### j3dwards

1. The problem statement, all variables and given/known data
Find the general solution f(t) of the differential equation: f''(t) − f'(t) − 12f(t) = 36π . How many free parameters enter the solution, and why?

2. Relevant equations
f = fH + fP where fH is the homogeneous solution and fP is the particular solution.

3. The attempt at a solution
So I've solved this equation to get: f(t) = C1e4t + C2e-3t which I have checked is right.

My question is how may free parameters enter the solution? I'm not sure what this means - is it asking how many constants there are and the answer would therefore be 2? But I don't know why.

2. Jan 13, 2016

### HallsofIvy

Staff Emeritus
First, why in the world is a question about "differential equations" posted in the "PreCalculus" section?

Yes, the "free parameters" refer to the number of arbitrary constants. Further the basic theory here is that "the set of all solutions to an nth order linear homogeneous differential equation form a vector space of dimension 2". This is a second order differential equation so the dimension is 2- any solution can be written as a linear combination of two independent solutions giving the two constants.

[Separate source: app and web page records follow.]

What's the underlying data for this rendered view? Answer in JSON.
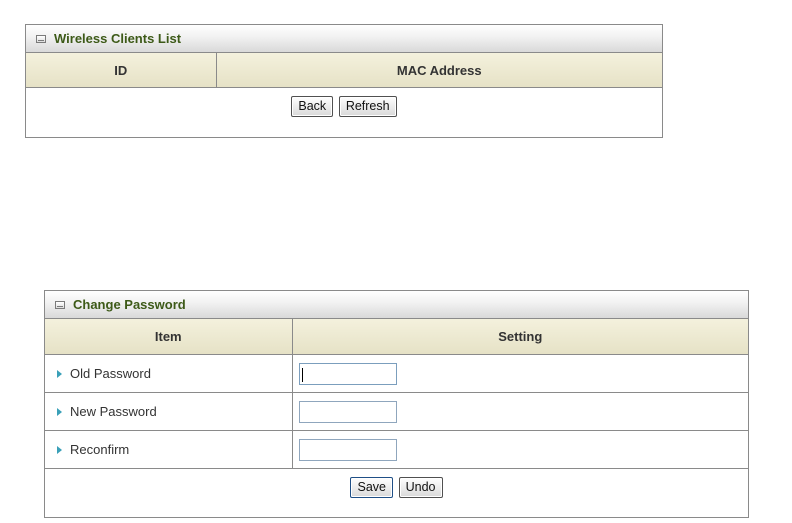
{
  "wireless_clients": {
    "title": "Wireless Clients List",
    "columns": [
      "ID",
      "MAC Address"
    ],
    "rows": [],
    "buttons": {
      "back": "Back",
      "refresh": "Refresh"
    }
  },
  "change_password": {
    "title": "Change Password",
    "columns": [
      "Item",
      "Setting"
    ],
    "fields": [
      {
        "label": "Old Password",
        "value": ""
      },
      {
        "label": "New Password",
        "value": ""
      },
      {
        "label": "Reconfirm",
        "value": ""
      }
    ],
    "buttons": {
      "save": "Save",
      "undo": "Undo"
    }
  },
  "colors": {
    "title_text": "#3d5a18",
    "header_bg": "#e6e2c6",
    "bullet": "#3aa0b8",
    "border": "#8a8a8a"
  }
}
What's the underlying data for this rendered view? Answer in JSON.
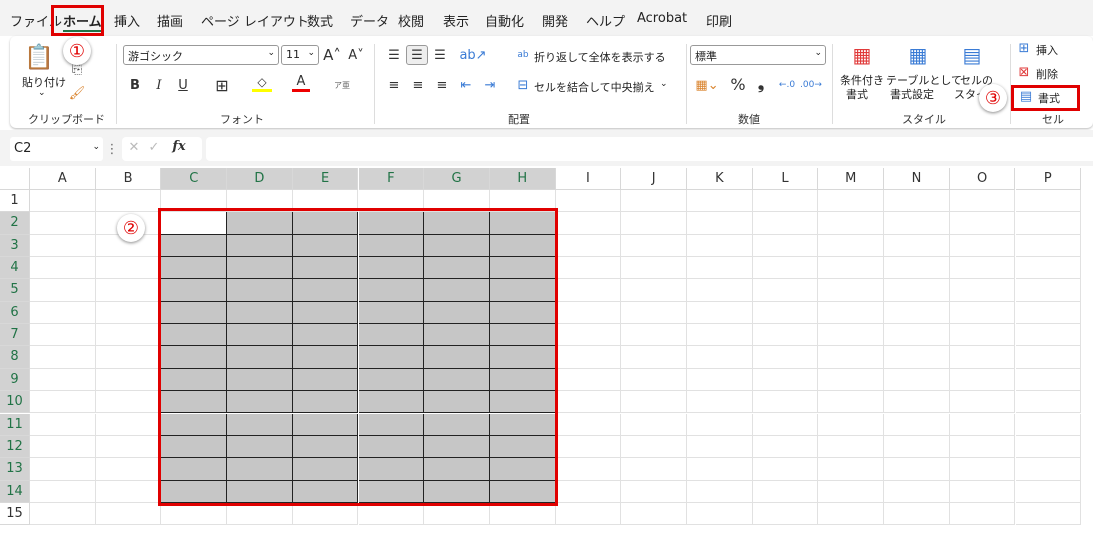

3. Jan 13, 2016

### Samy_A

It may be a question of terminology, but I have seen the constants be called the free parameters.
So you have two.

You have not solved the differential equation yet, you have found fH.
You still need to find one fP (shouldn't be too difficult)

4. Jan 13, 2016

### j3dwards

Oh I forgot to add in the fP = -3π. So why are there 2 free parameters, do you know? Is it because the equation is twice differentiated leaving two constants? Thank you

5. Jan 13, 2016

### Samy_A

Yes, the solution space of your second order linear homogeneous differential equation has dimension 2.

6. Jan 13, 2016

### Ray Vickson

Because the DE involves second-order derivatives you need two additional conditions in order to fully express the solution (besides the DE itself). For example, you need to know f(0) and f'(0) [initial-value problem] or f(t1) and f(t2) [a two-point boundary value problem], or some initial value such as f(t1) and large-t-behavior (at t →∞), etc. If I tell you the value of f(0), for example, you will still have one undetermined parameter in the solution, and that parameter may be used to match additional problem information.